A Proven Solution for Dropout Prevention
Dropout prevention is the key to raising the graduation rate. Most of the time when students dropout they never go back to school. In this day and age students are expected to graduate high school and be prepared to go into the work force, enter further education or enlist in the military. If students do not do this they are less likely to become a productive member of society. Yet, research says nearly 25% of America’s youth are not completing high school on time. The dropout rate in low-income communities is much higher. Consequently, these young people are not prepared for future success.
The main reasons provided by the students for dropping out of school are well documented over the last 10 years. The main reason focus on students not be satisfied with school policies and practices. In addition, students in high-risk circumstances demonstrate a high disengagement with school. This sometimes starts at a very young age. Sometimes this happens even before starting school. These are the most common reasons provided by students:
- I do not like school.
- I do not like the teachers.
- The material being covered was of no value to me.
- I have family issues.
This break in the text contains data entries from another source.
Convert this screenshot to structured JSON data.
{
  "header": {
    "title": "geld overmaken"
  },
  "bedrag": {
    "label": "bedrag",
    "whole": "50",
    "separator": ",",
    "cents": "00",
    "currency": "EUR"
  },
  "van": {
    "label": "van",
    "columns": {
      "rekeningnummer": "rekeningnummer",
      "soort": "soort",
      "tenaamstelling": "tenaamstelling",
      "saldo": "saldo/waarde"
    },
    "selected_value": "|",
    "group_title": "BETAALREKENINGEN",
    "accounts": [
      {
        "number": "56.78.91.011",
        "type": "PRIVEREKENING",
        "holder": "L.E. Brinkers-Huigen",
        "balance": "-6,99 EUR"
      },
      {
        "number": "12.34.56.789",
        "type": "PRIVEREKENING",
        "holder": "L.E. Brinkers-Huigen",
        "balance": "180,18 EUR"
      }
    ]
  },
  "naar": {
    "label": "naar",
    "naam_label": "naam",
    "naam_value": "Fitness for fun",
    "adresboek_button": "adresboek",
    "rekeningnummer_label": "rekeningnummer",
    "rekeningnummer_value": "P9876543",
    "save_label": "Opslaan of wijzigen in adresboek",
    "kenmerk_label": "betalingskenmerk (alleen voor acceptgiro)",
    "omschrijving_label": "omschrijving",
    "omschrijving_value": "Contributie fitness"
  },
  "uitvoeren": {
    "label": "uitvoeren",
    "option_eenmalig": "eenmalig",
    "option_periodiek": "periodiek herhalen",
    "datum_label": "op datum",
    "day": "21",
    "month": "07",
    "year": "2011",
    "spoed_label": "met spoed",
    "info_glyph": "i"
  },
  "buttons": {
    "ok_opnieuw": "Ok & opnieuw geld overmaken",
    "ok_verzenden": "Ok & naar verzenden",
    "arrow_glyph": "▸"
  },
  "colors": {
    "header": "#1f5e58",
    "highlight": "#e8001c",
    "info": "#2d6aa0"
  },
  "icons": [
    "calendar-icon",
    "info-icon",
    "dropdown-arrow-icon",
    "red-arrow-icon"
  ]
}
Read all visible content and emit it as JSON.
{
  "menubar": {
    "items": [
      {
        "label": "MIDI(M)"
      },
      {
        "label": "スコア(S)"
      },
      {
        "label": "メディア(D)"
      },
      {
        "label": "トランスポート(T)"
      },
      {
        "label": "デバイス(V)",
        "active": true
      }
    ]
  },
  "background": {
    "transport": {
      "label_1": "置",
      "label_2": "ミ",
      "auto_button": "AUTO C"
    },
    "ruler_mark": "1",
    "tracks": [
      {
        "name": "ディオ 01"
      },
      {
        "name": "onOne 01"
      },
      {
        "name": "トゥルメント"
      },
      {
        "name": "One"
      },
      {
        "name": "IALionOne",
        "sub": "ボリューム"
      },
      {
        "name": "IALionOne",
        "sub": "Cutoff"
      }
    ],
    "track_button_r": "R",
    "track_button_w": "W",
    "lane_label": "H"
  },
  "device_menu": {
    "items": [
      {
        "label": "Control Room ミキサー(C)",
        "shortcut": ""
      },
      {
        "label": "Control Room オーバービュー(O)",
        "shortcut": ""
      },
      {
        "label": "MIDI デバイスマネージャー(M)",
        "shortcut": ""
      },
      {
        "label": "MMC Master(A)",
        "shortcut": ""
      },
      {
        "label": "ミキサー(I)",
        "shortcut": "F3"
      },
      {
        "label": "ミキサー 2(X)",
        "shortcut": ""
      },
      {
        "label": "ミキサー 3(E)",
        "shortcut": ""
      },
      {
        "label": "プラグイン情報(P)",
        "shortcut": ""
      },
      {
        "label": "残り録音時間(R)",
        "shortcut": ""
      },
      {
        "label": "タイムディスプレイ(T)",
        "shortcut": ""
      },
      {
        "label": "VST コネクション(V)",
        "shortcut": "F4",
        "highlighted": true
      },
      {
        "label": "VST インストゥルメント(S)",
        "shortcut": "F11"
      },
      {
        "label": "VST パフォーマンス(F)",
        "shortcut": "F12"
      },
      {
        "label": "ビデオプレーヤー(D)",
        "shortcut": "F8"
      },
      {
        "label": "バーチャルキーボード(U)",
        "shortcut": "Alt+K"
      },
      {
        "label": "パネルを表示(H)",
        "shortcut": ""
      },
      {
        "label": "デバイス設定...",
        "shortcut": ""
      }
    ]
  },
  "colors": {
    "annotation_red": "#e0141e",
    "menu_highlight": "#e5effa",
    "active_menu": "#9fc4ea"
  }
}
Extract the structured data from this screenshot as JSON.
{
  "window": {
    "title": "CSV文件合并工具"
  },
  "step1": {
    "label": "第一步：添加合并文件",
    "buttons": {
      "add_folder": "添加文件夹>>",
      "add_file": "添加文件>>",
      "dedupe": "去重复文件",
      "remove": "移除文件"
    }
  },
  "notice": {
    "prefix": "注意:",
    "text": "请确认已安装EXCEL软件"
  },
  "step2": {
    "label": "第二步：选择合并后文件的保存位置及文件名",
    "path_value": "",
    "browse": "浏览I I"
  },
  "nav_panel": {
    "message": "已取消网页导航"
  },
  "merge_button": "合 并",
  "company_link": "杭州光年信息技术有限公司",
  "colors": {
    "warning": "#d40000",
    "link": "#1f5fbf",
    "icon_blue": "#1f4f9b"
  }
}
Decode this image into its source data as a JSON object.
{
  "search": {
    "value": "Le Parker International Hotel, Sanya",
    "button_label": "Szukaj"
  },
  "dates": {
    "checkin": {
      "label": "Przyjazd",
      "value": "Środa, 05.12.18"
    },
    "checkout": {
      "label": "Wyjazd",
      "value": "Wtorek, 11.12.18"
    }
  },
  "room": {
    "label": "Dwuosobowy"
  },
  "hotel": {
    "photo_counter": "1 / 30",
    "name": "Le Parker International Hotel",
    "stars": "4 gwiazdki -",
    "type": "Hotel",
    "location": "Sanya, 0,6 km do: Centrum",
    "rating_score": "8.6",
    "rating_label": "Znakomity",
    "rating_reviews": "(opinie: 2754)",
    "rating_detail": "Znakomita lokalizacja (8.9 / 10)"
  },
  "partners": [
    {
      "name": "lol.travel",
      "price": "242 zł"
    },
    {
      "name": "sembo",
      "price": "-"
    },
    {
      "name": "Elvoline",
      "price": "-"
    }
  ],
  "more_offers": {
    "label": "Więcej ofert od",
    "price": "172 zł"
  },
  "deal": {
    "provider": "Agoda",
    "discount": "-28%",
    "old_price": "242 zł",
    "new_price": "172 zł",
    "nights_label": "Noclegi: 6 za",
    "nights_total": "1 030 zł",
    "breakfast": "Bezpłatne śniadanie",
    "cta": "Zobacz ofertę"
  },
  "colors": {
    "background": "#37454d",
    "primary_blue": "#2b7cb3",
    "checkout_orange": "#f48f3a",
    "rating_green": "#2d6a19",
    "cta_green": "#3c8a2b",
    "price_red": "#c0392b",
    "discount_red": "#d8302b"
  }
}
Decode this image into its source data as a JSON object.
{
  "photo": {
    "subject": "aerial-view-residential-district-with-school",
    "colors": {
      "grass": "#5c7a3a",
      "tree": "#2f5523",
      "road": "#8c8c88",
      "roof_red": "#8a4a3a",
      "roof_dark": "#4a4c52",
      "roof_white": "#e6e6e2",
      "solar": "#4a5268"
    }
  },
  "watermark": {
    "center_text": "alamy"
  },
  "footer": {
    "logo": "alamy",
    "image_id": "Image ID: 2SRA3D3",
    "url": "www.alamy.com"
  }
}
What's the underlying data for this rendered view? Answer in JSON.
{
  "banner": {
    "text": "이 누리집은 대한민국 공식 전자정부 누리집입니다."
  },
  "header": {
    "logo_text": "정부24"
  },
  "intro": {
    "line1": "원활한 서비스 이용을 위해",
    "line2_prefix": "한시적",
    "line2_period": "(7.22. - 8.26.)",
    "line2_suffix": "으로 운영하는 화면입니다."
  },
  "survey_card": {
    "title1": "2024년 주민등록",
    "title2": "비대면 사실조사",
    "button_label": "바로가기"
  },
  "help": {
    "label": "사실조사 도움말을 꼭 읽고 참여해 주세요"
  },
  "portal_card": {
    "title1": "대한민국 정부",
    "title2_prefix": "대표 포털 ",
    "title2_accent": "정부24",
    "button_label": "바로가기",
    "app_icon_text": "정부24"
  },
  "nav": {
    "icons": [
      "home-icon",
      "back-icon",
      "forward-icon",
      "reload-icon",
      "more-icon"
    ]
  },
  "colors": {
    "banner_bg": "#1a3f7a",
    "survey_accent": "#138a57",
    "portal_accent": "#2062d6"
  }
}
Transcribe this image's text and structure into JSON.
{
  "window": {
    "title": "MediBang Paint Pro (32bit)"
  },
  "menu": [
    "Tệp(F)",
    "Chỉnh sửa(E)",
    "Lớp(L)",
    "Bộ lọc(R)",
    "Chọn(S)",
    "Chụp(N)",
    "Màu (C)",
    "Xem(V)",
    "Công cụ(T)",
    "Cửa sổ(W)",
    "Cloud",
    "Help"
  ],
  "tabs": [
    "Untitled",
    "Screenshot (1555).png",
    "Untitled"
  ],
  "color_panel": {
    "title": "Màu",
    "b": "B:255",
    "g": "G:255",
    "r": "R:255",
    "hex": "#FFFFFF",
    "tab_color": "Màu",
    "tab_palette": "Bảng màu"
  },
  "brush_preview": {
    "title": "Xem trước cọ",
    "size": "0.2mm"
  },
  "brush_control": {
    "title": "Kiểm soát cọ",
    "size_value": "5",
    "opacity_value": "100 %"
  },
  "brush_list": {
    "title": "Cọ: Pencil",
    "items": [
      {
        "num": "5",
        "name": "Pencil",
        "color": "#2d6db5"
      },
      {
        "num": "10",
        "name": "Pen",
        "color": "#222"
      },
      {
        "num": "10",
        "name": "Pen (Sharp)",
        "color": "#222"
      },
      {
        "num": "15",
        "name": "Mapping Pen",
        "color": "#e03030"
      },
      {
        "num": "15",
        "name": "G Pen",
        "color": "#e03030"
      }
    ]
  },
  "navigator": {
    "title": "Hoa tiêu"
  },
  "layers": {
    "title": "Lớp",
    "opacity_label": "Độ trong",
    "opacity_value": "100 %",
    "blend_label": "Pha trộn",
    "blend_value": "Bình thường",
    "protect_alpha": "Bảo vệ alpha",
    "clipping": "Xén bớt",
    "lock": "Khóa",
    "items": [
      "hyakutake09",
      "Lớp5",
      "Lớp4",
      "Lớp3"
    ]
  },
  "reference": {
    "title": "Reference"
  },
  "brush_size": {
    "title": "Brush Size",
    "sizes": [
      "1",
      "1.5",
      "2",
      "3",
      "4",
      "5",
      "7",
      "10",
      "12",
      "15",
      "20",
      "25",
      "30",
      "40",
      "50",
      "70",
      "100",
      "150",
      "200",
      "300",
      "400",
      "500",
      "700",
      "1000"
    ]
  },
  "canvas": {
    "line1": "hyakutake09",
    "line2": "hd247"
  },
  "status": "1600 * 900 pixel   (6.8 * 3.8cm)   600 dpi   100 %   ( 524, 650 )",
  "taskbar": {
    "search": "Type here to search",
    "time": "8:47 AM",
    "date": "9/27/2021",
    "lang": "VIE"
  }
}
The National Dropout Prevention Center at Clemson University has identified and extensive set of risk factors associated with dropping out of school. These risk factors are organized into four domains: Individual (student) Factors, Family Factors, School Factors, and Community factors. The student factors include lack of future orientation, low academic achievement levels, low attendance, and special learning needs. The family factors include low socioeconomic status, low expectations for schooling, and mobility of family, and language and literacy levels of the family. School factors include lack of alternatives for learning opportunities, no individual learning plans for students, unfair behavior and disciplines issues, and retention policies. The community factors includes lack of community involvement, lack of support for schools, high levels of violence and drug abuse, and few recreational facilities. Unfortunately, there is no one answer to reduce the unacceptably high dropout rate across America. A wide range of strategies are needed to improve the high school graduation rate. One of the promising tools that is being used is quality afterschool and summer learning programs. These after school and summer learning programs are aligned with effective, research-based dropout prevention programs. These initiatives can be integrated in order to generate increase school attendance, continued student academic gains and improved behavioral patterns, all leading to increased graduation rate.